Transport Minister Ken Skates AM made Mid Wales history at midday on Thursday, February 14, cutting the ribbon on the long-awaited scheme, before construction workers on the project were allowed to be the first to drive on the new road after it's official opening.

Addressing a crowd of around two hundred assembled dignitaries and members of the media, Mr Skates said he was "delighted" to open the £90 million scheme ahead of schedule today.

"The degree of support for this bypass demonstrates just how much it was needed for Newtown and Mid Wales, and this is the single biggest investment in infrastructure anywhere in the region," he said.

"Almost £11 million has been spent on local people including those apprentices who have been employed on the project.

"I want to pay particular thanks to Alun Griffiths Construction who have delivered ahead of schedule and on budget which is quite an incredible achievement given the challenge of the scheme."

Ahead of an official opening ceremony near the Llanidloes Road end of the new road, Mr Skates also added that consultations were taking place on the naming of the various bridges and roundabouts on the scheme.

"In terms of the value to the place that we stand in the fact that we are already consulting on bridge names and roundabout names shows how important a piece of infrastructure of this nature can be in enhancing the pride and identity of a place and I look forward to further consultation taking place rapidly and for the many pieces of infrastructure along the route to be formally named."

The road is now formally open to traffic and can be driven along its entire length, although landscaping works are expected to continue for the next six months.

County Times: Transport Minister Ken Skates AM unveils a plaque on Newtown's new bypass today (Phil Blagg/County Times)Transport Minister Ken Skates AM unveils a plaque on Newtown's new bypass today (Phil Blagg/County Times)

Project Manager Nick Cleary told guests that over 2.5 million tonnes of earth and rock had been moved to create the bypass, which has created eleven new bridge structures and five new roundabouts along its 6.5km length, and has also seen 80,000 plans and over 200 trees planted as part of environmental works for the scheme.

He also said 17,000 vehicles were expected to use the new road every day, which would reduce Heavy Goods traffic through the town by up to 90%.

"We've got 5 roundabouts on the bypass which provide better access to the business areas, so there'll be no need to go through the town.

"Over 1,000 people have been involved on site and many more off-site and I just want to thank all the workforce, all the suppliers, all the partners that have been involved in the scheme for making it such a success.

"We aimed to deliver ahead of time, it was one of our strategies but it took hard work, determination, collaboration and a bit of luck to actually achieve that.

"It's great to see how quickly it's come together because for the first two years people couldn't really see the plan.

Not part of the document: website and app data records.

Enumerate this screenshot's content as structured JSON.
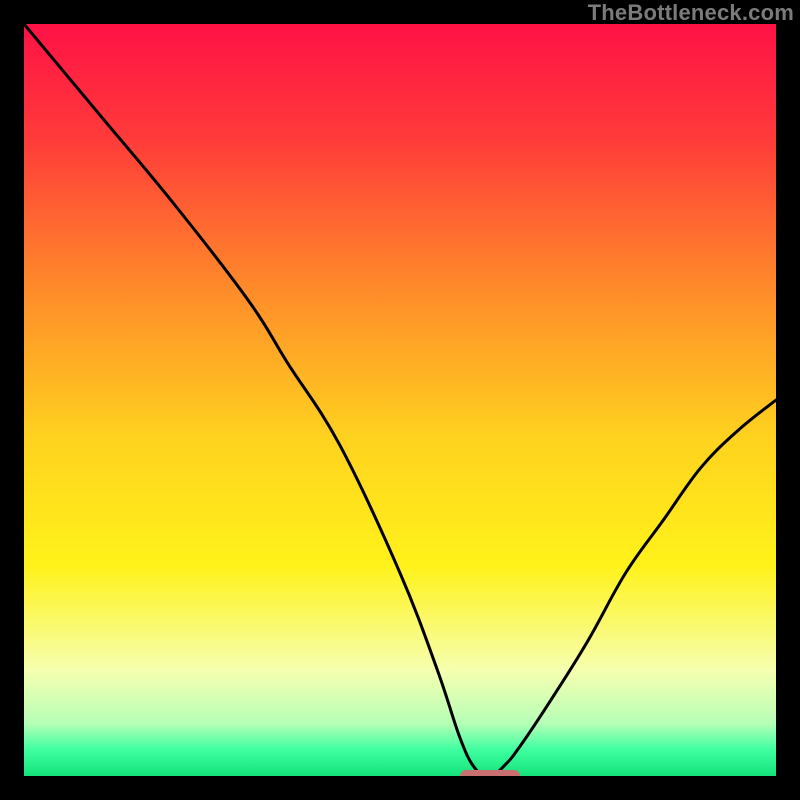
{
  "watermark": "TheBottleneck.com",
  "chart_data": {
    "type": "line",
    "title": "",
    "xlabel": "",
    "ylabel": "",
    "xlim": [
      0,
      100
    ],
    "ylim": [
      0,
      100
    ],
    "grid": false,
    "legend": false,
    "x": [
      0,
      10,
      20,
      30,
      35,
      42,
      50,
      55,
      58,
      60,
      62,
      64,
      66,
      70,
      75,
      80,
      85,
      90,
      95,
      100
    ],
    "values": [
      100,
      88,
      76,
      63,
      55,
      44,
      27,
      14,
      5,
      1,
      0,
      1.5,
      4,
      10,
      18,
      27,
      34,
      41,
      46,
      50
    ],
    "gradient_stops": [
      {
        "pos": 0.0,
        "color": "#ff1246"
      },
      {
        "pos": 0.15,
        "color": "#ff3a3a"
      },
      {
        "pos": 0.35,
        "color": "#ff8a2a"
      },
      {
        "pos": 0.55,
        "color": "#ffd21f"
      },
      {
        "pos": 0.72,
        "color": "#fff21a"
      },
      {
        "pos": 0.86,
        "color": "#f6ffb0"
      },
      {
        "pos": 0.93,
        "color": "#b6ffb6"
      },
      {
        "pos": 0.965,
        "color": "#3fffa1"
      },
      {
        "pos": 1.0,
        "color": "#14e27a"
      }
    ],
    "marker": {
      "x_start": 58,
      "x_end": 66,
      "y": 0,
      "color": "#c86f72"
    }
  }
}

We knew the plan because we're experienced with these types of projects, and people were asking us 'why are you doing this?' and saying 'We can't see how the road's going to come together'.

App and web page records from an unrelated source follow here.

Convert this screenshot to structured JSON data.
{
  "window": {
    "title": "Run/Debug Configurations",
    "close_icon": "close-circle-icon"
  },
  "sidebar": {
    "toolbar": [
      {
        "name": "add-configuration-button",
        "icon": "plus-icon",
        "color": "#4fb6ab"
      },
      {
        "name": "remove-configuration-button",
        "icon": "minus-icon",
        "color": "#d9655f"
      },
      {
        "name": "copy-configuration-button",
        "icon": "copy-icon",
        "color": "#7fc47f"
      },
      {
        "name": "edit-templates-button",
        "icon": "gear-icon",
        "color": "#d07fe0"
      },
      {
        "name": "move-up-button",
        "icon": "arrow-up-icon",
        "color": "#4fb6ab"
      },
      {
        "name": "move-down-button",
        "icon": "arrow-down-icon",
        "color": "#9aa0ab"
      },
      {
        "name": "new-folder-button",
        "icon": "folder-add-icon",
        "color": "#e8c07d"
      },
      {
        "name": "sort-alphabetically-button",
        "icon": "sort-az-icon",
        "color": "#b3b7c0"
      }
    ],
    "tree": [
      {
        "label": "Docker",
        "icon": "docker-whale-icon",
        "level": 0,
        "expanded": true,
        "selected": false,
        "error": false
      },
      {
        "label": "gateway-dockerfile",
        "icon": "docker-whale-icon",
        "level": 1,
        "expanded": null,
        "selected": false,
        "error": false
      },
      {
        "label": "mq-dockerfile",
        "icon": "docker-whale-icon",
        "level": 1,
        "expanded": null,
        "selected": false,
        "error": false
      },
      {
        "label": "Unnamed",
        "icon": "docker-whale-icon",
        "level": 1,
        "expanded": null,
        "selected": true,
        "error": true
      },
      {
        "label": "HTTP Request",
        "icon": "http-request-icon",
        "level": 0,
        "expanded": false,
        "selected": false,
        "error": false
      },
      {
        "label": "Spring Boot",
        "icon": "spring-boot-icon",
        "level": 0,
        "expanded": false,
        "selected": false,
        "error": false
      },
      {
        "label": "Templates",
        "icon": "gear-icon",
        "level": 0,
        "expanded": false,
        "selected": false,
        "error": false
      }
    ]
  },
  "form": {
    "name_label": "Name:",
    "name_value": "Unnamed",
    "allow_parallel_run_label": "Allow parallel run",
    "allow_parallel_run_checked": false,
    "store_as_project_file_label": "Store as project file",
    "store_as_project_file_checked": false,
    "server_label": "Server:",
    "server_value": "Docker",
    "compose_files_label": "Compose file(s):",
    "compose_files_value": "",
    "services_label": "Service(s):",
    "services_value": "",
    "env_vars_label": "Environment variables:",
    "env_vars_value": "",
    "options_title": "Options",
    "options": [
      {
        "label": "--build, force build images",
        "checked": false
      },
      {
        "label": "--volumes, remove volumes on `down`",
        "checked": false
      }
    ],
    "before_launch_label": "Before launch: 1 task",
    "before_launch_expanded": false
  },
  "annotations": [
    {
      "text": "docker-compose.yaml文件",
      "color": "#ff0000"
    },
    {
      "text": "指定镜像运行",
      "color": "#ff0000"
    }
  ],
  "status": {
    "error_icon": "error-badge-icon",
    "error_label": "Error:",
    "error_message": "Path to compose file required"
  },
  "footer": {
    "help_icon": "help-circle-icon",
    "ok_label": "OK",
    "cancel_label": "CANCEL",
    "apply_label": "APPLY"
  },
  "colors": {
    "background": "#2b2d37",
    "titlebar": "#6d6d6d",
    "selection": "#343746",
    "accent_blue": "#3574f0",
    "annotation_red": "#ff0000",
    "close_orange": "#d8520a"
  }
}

"It's come together really quick as these projects do and it's brilliant to see."